How to Make Fishing Traps

If you are thinking of setting traps to catch fish, there is no need to purchase expensive setups. You can make your own with a little patience and some wire mesh. Before going to the trouble and spending any money, however, it is best to check the regulations of your state to make sure that it is legal to fish with traps. Some states do not allow them, or they allow them only for certain types of fish.
 

Instructions

Difficulty: Moderate

Things You’ll Need:
  • Wire mesh
  • Zip ties
  • Metal snips
 
Step 1
Cut wire mesh into sections. You will want to have mesh that has holes big enough for small fish to move through and not get trapped. Cut two sections 5 feet by 2 feet. Cut two sections 5 feet by 1 foot. And cut two sections 2 feet by 1 foot. A 5 foot by 7 foot piece should give you enough mesh to work with for the cage. Get a separate 2 foot by 2 foot piece to use for the trap. The 5-by-2 pieces are for the top and bottom. The 5-by-1 pieces are for the sides. And the 2-by-1 pieces are for the ends.
Step 2
Cut a hole in the middle of one of the 2-by-1 foot sections. This is where you will attach the trap. Make sure the hole is around 9 to 10 inches wide.
Step 3
Attach the sides, top and bottom together using zip ties. Once you have the sides together, attach the back of the trap box as well.
Step 4
Roll the separate 2-by-2 section of mesh to form a cone. There should be a large end of about 9 to 10 inches that will fit the hole in the middle of the front end of the box, and it should taper down to around 6 or 7 inches. This can vary based on the size of the fish you wish to catch. You want to make sure the size you want will be able to get though, but have a difficult time going back out. Use zip ties to hold the section in the cone shape that you created.
Step 5
Hold the cone shape up to the front end piece of the trap and attach it with zip ties. When done, put the front mesh section up to the last open end, making sure to slip the cone inside of the trap box. Attach the last section to the rest of the box with zip ties to complete the trap.
 

Article Written By Tara Dooley
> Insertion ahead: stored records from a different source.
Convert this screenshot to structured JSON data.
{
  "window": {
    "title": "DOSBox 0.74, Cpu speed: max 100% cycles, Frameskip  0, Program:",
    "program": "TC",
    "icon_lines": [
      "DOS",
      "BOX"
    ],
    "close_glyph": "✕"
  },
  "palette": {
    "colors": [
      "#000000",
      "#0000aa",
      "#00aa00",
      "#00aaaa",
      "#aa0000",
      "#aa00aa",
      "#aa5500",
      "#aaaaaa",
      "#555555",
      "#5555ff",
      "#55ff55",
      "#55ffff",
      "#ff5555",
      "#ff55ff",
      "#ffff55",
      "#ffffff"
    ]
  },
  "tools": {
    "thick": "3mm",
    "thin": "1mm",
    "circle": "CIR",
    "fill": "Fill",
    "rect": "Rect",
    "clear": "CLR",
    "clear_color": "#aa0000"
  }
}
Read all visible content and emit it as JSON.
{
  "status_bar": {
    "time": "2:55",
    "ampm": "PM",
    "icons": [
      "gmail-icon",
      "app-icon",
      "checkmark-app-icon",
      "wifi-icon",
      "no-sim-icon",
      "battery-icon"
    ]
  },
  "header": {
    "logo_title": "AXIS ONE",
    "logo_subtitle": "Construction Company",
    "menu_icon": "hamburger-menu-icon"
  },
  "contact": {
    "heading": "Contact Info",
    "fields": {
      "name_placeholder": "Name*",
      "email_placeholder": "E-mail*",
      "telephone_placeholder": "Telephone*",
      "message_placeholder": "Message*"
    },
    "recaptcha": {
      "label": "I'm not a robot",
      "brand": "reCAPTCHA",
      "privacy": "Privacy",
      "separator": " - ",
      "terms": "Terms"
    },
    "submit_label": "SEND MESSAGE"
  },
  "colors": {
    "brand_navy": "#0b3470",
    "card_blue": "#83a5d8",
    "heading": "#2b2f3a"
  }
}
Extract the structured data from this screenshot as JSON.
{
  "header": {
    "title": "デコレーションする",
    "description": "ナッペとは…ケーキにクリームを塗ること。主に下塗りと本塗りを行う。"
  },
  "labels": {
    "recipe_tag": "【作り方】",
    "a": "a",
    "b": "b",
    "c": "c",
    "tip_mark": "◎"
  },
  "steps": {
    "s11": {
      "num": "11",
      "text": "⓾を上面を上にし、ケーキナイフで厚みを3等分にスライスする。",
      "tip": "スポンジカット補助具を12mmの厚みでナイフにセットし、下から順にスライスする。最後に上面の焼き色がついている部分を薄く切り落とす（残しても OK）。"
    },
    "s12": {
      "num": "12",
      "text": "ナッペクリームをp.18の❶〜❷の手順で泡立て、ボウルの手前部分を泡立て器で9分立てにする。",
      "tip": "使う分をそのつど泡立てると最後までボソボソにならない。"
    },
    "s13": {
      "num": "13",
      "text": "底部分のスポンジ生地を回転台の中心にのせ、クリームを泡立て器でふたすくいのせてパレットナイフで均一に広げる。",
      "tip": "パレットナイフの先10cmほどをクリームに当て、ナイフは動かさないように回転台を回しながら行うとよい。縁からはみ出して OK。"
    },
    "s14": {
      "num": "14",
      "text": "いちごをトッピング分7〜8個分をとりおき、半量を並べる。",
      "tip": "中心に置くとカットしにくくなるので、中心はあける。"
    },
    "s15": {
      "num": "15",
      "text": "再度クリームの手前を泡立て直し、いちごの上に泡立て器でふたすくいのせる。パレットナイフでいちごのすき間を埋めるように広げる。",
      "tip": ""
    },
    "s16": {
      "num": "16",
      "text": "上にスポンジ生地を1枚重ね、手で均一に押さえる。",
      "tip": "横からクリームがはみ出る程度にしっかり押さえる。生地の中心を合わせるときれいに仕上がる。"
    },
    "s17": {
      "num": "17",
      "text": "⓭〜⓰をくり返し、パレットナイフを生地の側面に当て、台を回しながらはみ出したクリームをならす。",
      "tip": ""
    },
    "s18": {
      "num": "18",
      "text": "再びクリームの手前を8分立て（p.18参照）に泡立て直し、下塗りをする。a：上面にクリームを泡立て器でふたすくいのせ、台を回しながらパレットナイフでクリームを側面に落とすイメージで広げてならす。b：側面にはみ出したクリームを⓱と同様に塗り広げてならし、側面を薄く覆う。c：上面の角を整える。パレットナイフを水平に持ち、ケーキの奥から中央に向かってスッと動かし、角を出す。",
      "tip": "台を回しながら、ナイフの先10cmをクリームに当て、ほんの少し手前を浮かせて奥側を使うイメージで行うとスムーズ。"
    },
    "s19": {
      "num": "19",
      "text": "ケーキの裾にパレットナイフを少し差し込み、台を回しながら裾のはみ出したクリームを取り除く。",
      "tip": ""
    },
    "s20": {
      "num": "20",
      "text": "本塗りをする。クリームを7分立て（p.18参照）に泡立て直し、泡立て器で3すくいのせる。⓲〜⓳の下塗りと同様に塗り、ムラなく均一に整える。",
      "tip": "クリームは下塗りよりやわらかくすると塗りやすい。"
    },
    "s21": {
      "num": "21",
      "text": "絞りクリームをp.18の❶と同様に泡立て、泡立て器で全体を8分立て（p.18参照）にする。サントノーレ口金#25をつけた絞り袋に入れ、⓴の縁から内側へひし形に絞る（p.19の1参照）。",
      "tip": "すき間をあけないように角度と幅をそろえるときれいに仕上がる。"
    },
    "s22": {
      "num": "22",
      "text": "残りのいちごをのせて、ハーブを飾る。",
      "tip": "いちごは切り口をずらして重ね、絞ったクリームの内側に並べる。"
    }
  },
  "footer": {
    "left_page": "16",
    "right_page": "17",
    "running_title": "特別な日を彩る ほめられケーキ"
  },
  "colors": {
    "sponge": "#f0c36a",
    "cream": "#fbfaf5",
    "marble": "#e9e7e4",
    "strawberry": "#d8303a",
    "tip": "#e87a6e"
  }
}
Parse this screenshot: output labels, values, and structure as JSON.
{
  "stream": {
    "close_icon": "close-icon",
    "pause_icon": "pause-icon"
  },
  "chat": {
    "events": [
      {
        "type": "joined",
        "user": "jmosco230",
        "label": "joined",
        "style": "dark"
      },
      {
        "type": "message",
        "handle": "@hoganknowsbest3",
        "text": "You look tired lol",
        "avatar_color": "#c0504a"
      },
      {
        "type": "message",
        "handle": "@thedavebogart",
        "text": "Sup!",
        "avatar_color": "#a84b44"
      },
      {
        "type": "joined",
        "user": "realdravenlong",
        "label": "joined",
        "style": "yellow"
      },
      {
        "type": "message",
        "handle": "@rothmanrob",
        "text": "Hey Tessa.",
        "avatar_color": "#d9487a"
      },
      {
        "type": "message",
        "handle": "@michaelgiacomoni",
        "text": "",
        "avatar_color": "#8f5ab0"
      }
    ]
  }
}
Tara Dooley has written for various websites since 2008. She has worked as an accountant, after-school director and retail manager in various locations. Dooley holds a Bachelor of Science in business management and finance.

Never Miss a Single Post

All our latest outdoor content delivered to your inbox once a week.

FREE UPDATES

Subscribe

We promise to keep your email address safe and secure.